This brings us back to the street drains, and these are also causing some local flooding although so far no extreme housing damage, but still making life a misery.
Storm water drains do exist, but the ones in the city centre and surrounding areas are frequently clogged with rubbish, and the open drains in most of the rest of the city are neither maintained nor even kept open.
We have house owners filling them in to make a garden verge, or converting their driveway into a dam blocking the drain.
In law any local authority running any urban area has the absolute right to demand that property owners maintain storm drains properly on the edge of the properties, and avoid blocking them which includes laying culverts or culvert pipes under their entrance, or has the right to do this work by the authority itself, with any major removal of blockages being paid for by the property owner.
Harare does little or nothing, and so we see roads converted into rivers with all that water eroding what little remains of the road surface and creating the swirling currents that turn small cracks into major potholes.
Again for most the year no one needs a storm water drain, since there is no storm water, but when we have a normal season with heavy rain over several days the reason for the design and the laws over maintenance and the municipal maintenance itself become obvious.
This is why, from the stage where lay-out plans for development are approved, to the development of new suburbs to the maintenance of drainage in older suburbs, the city council, and the local authorities in the rest of Harare Metropolitan, need to maintain the drains, persuade property owners to assist, at least by not blocking them, maintain adequate wetlands to act as brakes on swirling floods, and do emergency but sensible emergency drainage where a past mistake must be rectified.
To talk about doing all of this sometime in the future is not much use.
Warnings were given months ago that we were likely to have a good season, which means a lot of rain, and far more should have been done then.
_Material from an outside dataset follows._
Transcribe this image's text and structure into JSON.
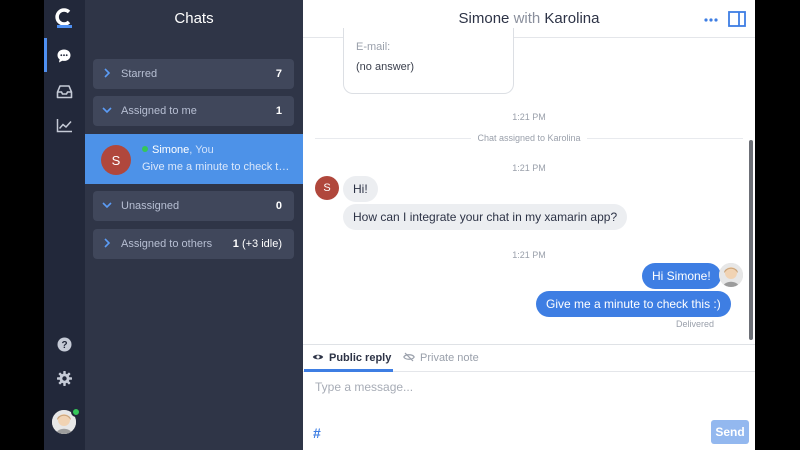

But we can still move forward now and at least minimise the damage until the next dry season.